“But forget about that, the issue is: who's in charge of these societies anyway? Is it the rank and file for whom the society was created, or the staff members?”
Dr. Varmus went on to say that if ASCO had sent him a letter he could have used, he would have used ASCO's letter. “I know ASH sent a letter out, but I didn't see that one. I used what I had, and if I didn't quote every word, I think I pretty much fairly conveyed the sense of the letter.”
He added that it “was politically stupid too, because Congress cares about this, and, of course, people are bringing this letter to the attention of the people in Congress who want the NIH to provide the content of the work that NIH performs for the public. It doesn't help when it appears that scientific societies in cancer research appear to be opposing those policies.”

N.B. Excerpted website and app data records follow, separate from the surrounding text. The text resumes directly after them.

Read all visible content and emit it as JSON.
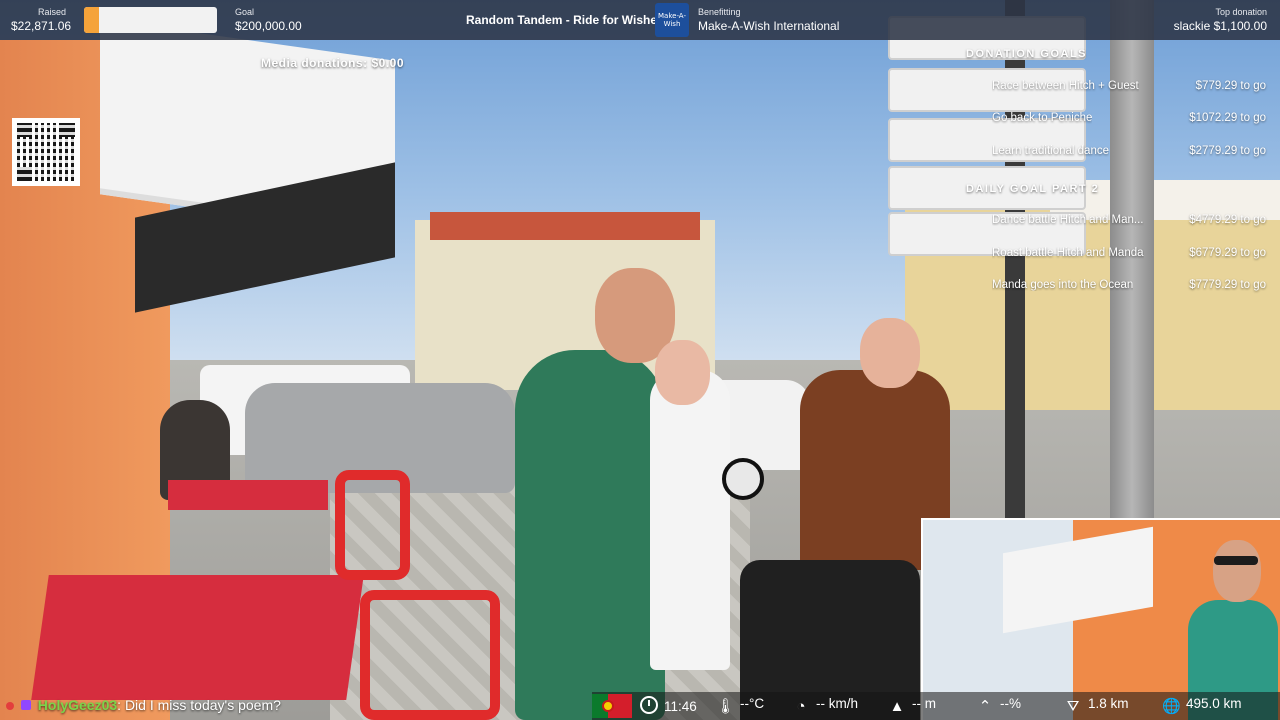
{
  "topbar": {
    "raised_label": "Raised",
    "raised_value": "$22,871.06",
    "progress_fraction": 0.114,
    "goal_label": "Goal",
    "goal_value": "$200,000.00",
    "stream_title": "Random Tandem - Ride for Wishes",
    "charity_logo_text": "Make-A-Wish",
    "benefitting_label": "Benefitting",
    "benefitting_value": "Make-A-Wish International",
    "top_donation_label": "Top donation",
    "top_donation_value": "slackie $1,100.00"
  },
  "media_donations": "Media donations: $0.00",
  "qr_icon": "qr-code-icon",
  "donation_goals": {
    "header": "DONATION GOALS",
    "items": [
      {
        "label": "Race between Hitch + Guest",
        "amount": "$779.29 to go"
      },
      {
        "label": "Go back to Peniche",
        "amount": "$1072.29 to go"
      },
      {
        "label": "Learn traditional dance",
        "amount": "$2779.29 to go"
      }
    ]
  },
  "daily_goals": {
    "header": "DAILY GOAL PART 2",
    "items": [
      {
        "label": "Dance battle Hitch and Man...",
        "amount": "$4779.29 to go"
      },
      {
        "label": "Roast battle Hitch and Manda",
        "amount": "$6779.29 to go"
      },
      {
        "label": "Manda goes into the Ocean",
        "amount": "$7779.29 to go"
      }
    ]
  },
  "chat": {
    "username": "HolyGeez03",
    "separator": ":",
    "message": "Did I miss today's poem?"
  },
  "telemetry": {
    "flag": "portugal-flag-icon",
    "time": "11:46",
    "temperature": "--°C",
    "speed": "-- km/h",
    "altitude": "-- m",
    "grade": "--%",
    "distance": "1.8 km",
    "total_distance": "495.0 km"
  },
  "colors": {
    "topbar_bg": "#2c3446",
    "progress_fill": "#f5a33a",
    "chat_username": "#7cd44a"
  }
}
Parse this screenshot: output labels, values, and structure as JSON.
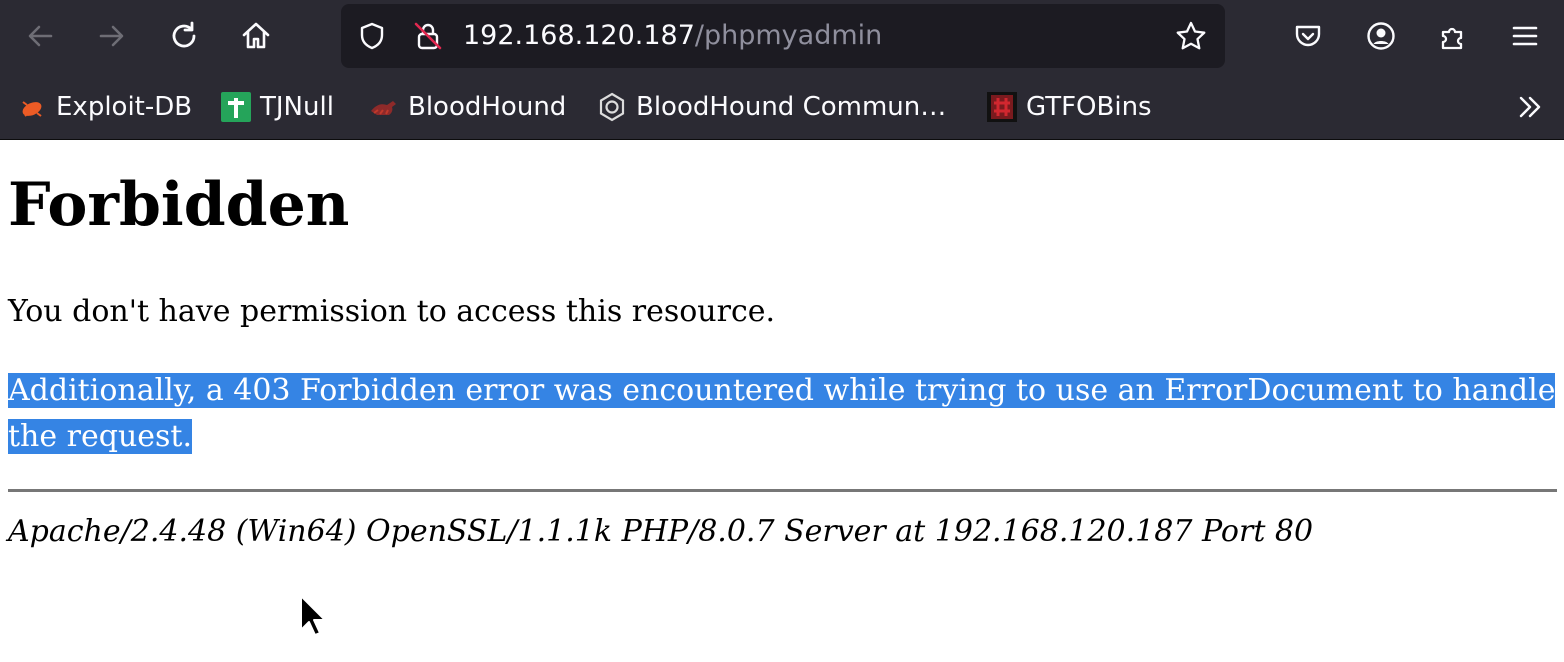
{
  "browser": {
    "address": {
      "host": "192.168.120.187",
      "path": "/phpmyadmin"
    },
    "bookmarks": [
      {
        "label": "Exploit-DB",
        "icon": "exploit-db-bug-icon",
        "color": "#ec5b25"
      },
      {
        "label": "TJNull",
        "icon": "tjnull-cross-icon",
        "color": "#25a45a"
      },
      {
        "label": "BloodHound",
        "icon": "bloodhound-icon",
        "color": "#c0392b"
      },
      {
        "label": "BloodHound Commun…",
        "icon": "bloodhound-community-icon",
        "color": "#dcdcdc"
      },
      {
        "label": "GTFOBins",
        "icon": "gtfobins-icon",
        "color": "#d1272f"
      }
    ],
    "overflow_icon": "chevron-double-right-icon"
  },
  "page": {
    "title": "Forbidden",
    "message": "You don't have permission to access this resource.",
    "additional": "Additionally, a 403 Forbidden error was encountered while trying to use an ErrorDocument to handle the request.",
    "server_signature": "Apache/2.4.48 (Win64) OpenSSL/1.1.1k PHP/8.0.7 Server at 192.168.120.187 Port 80"
  },
  "colors": {
    "chrome": "#2b2a33",
    "urlbar": "#1c1b22",
    "selection": "#3584e4"
  }
}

In his ASCO lecture, Dr. Varmus concluded with the comment, “Notwithstanding the enthusiasm of The Economist [which had featured a cover story in October on “Beating Cancer—The New Frontier of Molecular Medicine”] or the enthusiasm of Dr. von Eschenbach, we have a long way to go before we beat cancer. We're not going to do so before 2015.”
After all, that will only be four years after the first class at the Gerstner Graduate School of Biomedical Sciences graduates, and the concentric circles come full circle into a fully overlapping one.